    wire are my favorite band, that says most of it. my favorite album out of all time (and space) is 154, but i have equal appreciation in different terms and contexts for each of wire's active periods. the trio of ideal copy-a bell is a cup-IBTABA gets a lot of play. send may be my second favorite wire album. judging from read & burn 03 and one of us, i'm thinking object 47 may even top it. i also greatly appreciate the solo work. among my top played is colin's early stuff, particularly A-Z and not to.

    i'm currently getting away from the extra fear in the states, residing for a time in finland with the rude familiars (they can be a bit cold and distant, but the engineering front is quite efficient!). originally out of north carolina, US (winston-salem) or thereabouts. i do what i can to survive while also remembering that life should be worthwhile. i attempt to make music on my own and with the rare compatible others, and am certainly inspired by wire.

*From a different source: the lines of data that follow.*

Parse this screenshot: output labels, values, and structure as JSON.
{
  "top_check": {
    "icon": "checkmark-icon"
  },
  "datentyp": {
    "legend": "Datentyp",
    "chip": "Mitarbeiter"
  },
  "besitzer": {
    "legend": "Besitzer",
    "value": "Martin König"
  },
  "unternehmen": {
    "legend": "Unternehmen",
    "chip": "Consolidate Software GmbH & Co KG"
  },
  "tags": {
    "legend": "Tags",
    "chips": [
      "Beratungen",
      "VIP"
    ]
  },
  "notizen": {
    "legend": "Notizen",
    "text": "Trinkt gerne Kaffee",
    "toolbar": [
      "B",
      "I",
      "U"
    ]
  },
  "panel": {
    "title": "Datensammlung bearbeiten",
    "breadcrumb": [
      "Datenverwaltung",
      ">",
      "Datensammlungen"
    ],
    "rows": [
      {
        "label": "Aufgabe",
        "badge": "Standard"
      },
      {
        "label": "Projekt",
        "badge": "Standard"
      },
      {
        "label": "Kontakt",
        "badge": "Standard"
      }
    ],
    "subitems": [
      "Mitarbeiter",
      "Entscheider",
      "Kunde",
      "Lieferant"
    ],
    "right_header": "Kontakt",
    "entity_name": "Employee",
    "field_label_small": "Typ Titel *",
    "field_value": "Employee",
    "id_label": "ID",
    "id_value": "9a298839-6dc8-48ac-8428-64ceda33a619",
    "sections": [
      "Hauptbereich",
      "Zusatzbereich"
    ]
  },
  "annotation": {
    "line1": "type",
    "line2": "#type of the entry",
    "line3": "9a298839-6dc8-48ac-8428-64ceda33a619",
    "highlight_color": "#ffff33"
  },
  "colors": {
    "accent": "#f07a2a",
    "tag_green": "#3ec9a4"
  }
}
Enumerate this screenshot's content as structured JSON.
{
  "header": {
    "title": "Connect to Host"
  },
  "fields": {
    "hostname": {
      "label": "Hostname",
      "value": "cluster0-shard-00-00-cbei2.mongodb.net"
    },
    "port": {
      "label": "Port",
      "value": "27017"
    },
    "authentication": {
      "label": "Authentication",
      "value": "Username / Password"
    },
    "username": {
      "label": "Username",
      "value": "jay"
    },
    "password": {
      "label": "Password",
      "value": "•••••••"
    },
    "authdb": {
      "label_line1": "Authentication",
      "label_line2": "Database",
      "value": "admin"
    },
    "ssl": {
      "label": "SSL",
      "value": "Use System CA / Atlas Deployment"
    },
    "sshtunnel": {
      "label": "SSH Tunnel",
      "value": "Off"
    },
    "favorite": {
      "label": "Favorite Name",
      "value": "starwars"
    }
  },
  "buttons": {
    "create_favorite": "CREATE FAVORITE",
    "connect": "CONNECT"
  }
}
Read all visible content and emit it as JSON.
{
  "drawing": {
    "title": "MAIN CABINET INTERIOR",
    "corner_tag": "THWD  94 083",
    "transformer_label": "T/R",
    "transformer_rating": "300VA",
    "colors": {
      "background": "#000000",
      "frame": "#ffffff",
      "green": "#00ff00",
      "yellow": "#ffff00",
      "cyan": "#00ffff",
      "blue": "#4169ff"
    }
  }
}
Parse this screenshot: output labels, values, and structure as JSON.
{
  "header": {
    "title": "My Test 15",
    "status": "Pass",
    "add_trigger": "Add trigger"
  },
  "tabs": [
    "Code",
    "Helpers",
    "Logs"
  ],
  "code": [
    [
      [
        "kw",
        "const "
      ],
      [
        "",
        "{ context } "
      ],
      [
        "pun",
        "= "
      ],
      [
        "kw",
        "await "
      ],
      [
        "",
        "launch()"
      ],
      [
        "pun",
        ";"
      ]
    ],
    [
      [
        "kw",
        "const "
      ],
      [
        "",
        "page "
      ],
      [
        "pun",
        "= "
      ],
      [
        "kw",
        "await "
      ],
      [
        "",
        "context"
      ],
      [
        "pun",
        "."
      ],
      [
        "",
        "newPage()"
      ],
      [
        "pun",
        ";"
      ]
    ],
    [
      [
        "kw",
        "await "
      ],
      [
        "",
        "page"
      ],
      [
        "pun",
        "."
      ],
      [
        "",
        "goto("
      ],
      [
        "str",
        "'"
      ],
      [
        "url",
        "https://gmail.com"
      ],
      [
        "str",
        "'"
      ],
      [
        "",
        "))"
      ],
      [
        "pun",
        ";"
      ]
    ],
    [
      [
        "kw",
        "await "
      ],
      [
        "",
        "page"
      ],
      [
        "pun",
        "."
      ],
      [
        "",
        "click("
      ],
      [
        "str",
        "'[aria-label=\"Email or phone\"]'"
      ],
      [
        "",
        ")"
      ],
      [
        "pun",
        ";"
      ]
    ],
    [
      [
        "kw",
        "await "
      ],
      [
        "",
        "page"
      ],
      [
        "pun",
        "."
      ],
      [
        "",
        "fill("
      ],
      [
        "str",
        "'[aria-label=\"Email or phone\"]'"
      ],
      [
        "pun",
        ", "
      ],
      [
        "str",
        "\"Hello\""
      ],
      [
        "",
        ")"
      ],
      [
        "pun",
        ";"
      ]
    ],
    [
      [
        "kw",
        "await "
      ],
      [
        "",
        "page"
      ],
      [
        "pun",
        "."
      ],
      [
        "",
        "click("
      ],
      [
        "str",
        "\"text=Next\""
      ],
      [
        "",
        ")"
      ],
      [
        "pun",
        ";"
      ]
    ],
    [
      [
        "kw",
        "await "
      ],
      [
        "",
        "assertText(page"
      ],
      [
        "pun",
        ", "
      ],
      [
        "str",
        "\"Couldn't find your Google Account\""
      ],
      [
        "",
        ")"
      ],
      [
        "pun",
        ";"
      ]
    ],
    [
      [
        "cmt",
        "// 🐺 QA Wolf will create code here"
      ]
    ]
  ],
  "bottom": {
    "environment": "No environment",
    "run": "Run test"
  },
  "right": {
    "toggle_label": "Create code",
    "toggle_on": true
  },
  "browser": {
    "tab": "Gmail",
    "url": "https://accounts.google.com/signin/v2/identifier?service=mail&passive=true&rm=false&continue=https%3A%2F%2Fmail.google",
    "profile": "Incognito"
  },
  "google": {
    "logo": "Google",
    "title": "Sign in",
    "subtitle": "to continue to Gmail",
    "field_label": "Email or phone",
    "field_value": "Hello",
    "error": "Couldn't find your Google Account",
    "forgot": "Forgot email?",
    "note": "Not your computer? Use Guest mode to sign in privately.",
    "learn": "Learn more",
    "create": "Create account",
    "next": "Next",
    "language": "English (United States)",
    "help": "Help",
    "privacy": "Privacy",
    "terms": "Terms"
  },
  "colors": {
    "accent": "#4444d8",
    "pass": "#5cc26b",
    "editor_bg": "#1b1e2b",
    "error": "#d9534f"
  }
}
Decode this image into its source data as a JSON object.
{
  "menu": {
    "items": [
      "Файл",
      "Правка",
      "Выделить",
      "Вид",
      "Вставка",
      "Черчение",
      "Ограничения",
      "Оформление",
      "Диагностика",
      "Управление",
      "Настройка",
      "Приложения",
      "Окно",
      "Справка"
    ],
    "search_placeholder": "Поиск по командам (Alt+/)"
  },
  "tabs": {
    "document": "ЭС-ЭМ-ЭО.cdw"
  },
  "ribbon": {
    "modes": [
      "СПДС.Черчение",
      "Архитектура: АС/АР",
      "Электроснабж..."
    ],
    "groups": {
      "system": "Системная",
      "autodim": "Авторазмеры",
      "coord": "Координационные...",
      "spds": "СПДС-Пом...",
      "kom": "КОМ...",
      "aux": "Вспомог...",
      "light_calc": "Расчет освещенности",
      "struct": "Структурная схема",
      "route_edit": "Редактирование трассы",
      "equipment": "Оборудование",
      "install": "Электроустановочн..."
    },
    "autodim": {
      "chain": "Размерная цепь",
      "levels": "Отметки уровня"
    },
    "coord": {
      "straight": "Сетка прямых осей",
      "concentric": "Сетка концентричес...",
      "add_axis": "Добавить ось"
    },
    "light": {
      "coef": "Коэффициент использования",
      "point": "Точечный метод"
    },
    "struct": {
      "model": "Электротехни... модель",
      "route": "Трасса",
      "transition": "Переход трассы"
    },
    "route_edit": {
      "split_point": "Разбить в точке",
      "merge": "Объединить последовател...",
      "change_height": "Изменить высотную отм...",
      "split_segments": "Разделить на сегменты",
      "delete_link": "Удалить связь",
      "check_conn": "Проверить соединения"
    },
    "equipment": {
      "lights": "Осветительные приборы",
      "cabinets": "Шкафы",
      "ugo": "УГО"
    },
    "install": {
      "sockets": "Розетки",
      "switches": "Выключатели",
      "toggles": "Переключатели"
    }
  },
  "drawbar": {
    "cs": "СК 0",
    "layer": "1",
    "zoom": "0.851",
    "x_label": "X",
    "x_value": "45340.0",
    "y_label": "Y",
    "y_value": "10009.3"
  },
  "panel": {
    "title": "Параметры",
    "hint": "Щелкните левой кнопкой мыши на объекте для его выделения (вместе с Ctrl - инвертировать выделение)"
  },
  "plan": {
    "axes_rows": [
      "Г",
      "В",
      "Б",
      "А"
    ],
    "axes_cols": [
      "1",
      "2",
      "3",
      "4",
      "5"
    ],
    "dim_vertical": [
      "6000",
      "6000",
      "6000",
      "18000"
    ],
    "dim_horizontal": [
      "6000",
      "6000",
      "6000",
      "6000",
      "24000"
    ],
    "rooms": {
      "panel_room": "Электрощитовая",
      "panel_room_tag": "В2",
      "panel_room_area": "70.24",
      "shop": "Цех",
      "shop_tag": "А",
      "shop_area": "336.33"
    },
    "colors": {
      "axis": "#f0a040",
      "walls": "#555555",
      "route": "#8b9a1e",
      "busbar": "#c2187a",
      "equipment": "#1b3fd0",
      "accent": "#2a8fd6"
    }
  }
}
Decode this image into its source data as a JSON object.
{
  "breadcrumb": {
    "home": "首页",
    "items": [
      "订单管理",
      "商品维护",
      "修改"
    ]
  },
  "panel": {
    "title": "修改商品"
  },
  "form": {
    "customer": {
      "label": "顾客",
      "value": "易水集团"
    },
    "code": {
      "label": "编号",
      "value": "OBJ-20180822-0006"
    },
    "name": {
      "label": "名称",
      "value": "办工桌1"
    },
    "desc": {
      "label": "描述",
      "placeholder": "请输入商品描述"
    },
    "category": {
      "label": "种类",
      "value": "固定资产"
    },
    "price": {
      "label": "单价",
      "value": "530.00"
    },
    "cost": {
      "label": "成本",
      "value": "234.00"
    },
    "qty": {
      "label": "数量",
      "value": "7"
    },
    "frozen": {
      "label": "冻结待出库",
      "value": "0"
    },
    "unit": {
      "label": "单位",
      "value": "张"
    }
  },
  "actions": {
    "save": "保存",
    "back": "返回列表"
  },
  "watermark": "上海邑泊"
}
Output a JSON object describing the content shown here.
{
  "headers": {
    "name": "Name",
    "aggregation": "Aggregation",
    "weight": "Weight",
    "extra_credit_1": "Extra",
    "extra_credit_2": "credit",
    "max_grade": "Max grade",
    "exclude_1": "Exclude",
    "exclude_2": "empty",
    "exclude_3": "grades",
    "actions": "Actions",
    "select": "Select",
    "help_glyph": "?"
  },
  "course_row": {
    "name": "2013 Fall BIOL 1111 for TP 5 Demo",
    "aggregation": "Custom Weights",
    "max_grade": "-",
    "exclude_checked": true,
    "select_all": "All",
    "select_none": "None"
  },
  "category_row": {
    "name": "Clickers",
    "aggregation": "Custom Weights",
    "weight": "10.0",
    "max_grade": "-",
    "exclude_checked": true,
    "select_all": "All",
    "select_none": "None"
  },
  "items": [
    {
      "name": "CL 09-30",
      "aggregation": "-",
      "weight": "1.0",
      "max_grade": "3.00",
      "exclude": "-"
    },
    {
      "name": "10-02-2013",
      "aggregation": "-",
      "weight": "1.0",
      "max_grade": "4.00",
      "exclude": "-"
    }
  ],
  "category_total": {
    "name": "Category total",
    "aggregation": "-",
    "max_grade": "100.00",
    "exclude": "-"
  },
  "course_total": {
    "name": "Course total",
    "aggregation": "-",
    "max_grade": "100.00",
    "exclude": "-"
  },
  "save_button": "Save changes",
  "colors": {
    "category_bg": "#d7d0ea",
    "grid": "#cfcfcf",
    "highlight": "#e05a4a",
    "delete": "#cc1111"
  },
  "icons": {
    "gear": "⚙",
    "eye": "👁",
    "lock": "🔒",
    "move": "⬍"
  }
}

    it's a bit surprising to me to see so many from the southeastern united states here, but maybe that means there will be a tour date for us! unfortunately i've never seen wire live, and am sad that it won't be with bruce, but i will definitely be there when they're within range.
    Harold from San Jose, CA, here. 44 yo. First heard Wire in the early 80s. Probably right after 154 came out. Grew up in Brooklyn, NY and lived in NYC til about 9 years ago. Actually, now that I think about it, I saw Minor Threat several times in NYC in 80-81, and I think that is when I first heard 12XU. Then tracked down all Wire recordings. I love groups that change and grow and mutate and Wire does not disappoint (alright, I probably don't listen to Life in the Manscape all that often). There are things I love about the first 3 albums, and then the Mute records, and then the Read & Burn/Send era. Glad that the group has taken control of their careers and recordings, and hopefully they are making more of a living now than when they were with the majors. Have most of Colin's solo stuff as well. Also really into all post-punk progressive pop, including Magazine, Tones on Tail, Joy Division, Gof4, Au Pairs, Chameleons, the Sound, Psych Furs, Killing Joke, XTC. Currently been grooving to Howard Devoto's Jerky Version of the Dream, Medium Medium's Hungry So Angry, and the recent re-release of Nick Lowe's Jesus of Cool. Recently downloaded Interpol's Our Love to Admire and Way of the West's digital-only compilation One Time, One Life on iTunes.